But some mornings, inspiration strikes. In this particular case, inspiration struck while I was snuggling Nathan back down to sleep at six in the morning. I’d recently discovered a few frozen raspberries that had languished forgotten in a corner of my freezer, and a vision presented itself to me: warm muffins, the crumb a rich chocolate from cocoa powder but without the overload of sugar that so often characterizes chocolate muffins, studded throughout with tangy raspberry gems.

Now, I admit that chocolate and raspberry is not exactly a new idea in the culinary world; I could probably have googled for “chocolate raspberry muffin recipe” and found a thousand of them out there. (Actually, I just tried it: 161,000 results.) But I chose instead to ride with the visceral sense that my brain had conjured, and use my Basic Muffin Recipe. I keep space on the recipe to add new variations as they suggest themselves; this one made the cut. (The kids might have liked a little more sugar and perhaps some chocolate chips mixed in. Perhaps another time.)

And yes, my children do sometimes eat breakfast naked. What can I say — it’s a casual household we run here.

Basic Muffin Recipe

The full recipe makes a dozen muffins, but I usually halve it, since the muffins are best fresh. I forget what recipes I worked from to make this formula, but I got the original idea from The Complete Tightwad Gazette.

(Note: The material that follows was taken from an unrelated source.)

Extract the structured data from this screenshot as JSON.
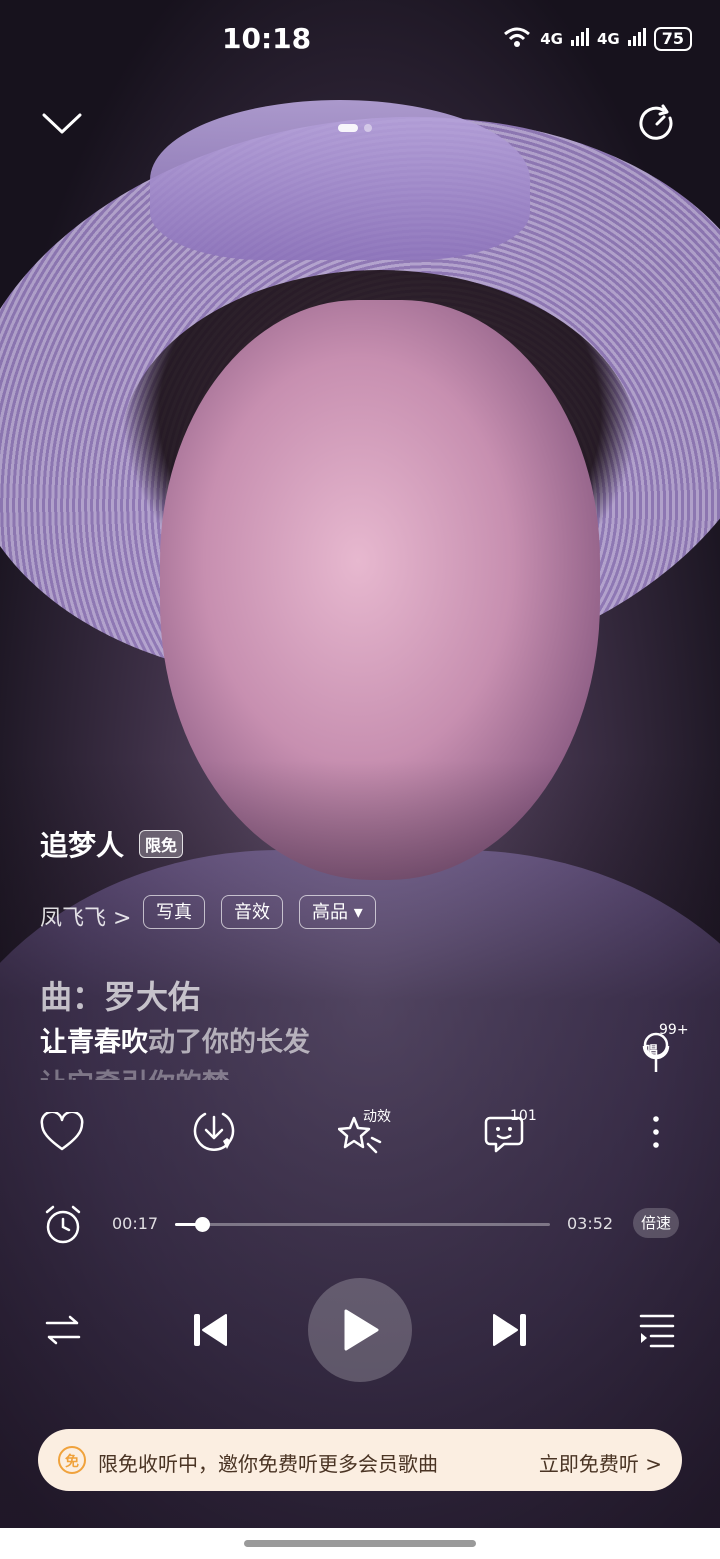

    2 1/2 c white whole wheat flour
    1/2 c brown sugar or honey
    2 t baking powder
    1/4 t baking soda
    1/4 t salt

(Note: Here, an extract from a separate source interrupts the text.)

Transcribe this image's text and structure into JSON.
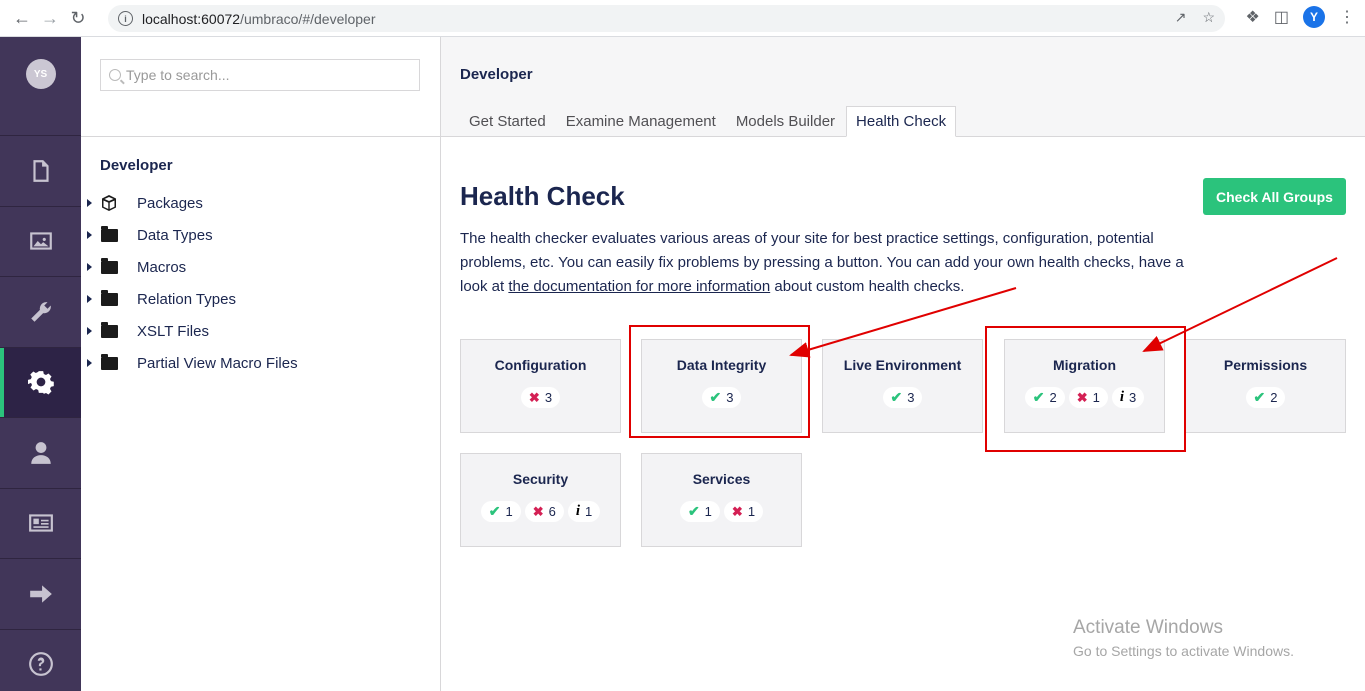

    1/4 c butter or coconut oil
    1 c plain yogurt or sour cream
    1/2 c milk
    2 eggs
    1 t vanilla
    1 c mashed fruit or vegetable

Mix just to combine. Bake about 25 minutes at 400 degrees.

Our Favorite Variations:

banana or squash with chocolate chips
applesauce with apple chunks, cinnamon and nutmeg
squash with molasses, ginger, cinnamon, nutmeg, and touch of cloves
banana with about 1/4 c cocoa powder and raspberries


Nathan brought me wildflowers yesterday for the first time this spring.

When I was young I used to bring these, along with other common, tiny, unimpressive wildflowers, to Mom every spring. She had a few small vases that we could tuck them into. At the time I wasn’t allowed to pick the “real” flowers from the garden, so these fulfilled my flower-gathering needs. They died quickly, but I didn’t mind. I would just go pick some more. Mom used to say that having little bouquets of wildflowers around the house was one of the signs of spring.

Nathan brought me these one stem at a time, and insisted that I smell each one. And I tucked them into water to put on my desk. Last fall he gifted me with a pine cone, which is still on my desk, and I discovered that gifts from my son, no matter how tiny, settle right into my heart.

Today’s Best Toy

Four empty light bulb boxes, hooked together with string and tape. Voila! Instant train.

My Minions

Last year I wrote about my difficulties with starting vegetables from seed. Two things have made me more confident this year: my success with my tomato starts last summer (which out-performed the plants I’d ordered) and the excellent advice that Linda offered last year. All year I’ve been pondering her advice, plotting my new seed-starting setup. With a husband as adept at hanging lights as mine is, it seemed that I ought to have an excellent seed-starting area without too much trouble.

And with his help, I now have a spacious shelf, high above the reach of small children, flooded with overhead light. I’m very excited about this. I’ve already started my tomatoes, celery, thirty pepper plants, and twenty-four brassicas. (A third of those are brussel sprouts — I’m absolutely determined to have my own brussel sprouts this year.) Since my shelf is right by the back door, I have plenty of opportunities during the day to stop by and hover over my little ones. “Grow, my minions!” I tell them. This is what my lab partner used to say to his yeast cultures.

The kids are not hugely interested in the baby plants, since I won’t allow them to poke at them. But they did help me fill my pots with potting soil — almost every single pot I own. Once they got started, there was significant momentum to keep digging. The remainder of the potting soil has been sitting out in our wheelbarrow ever since, getting occasional visits from one or both kids.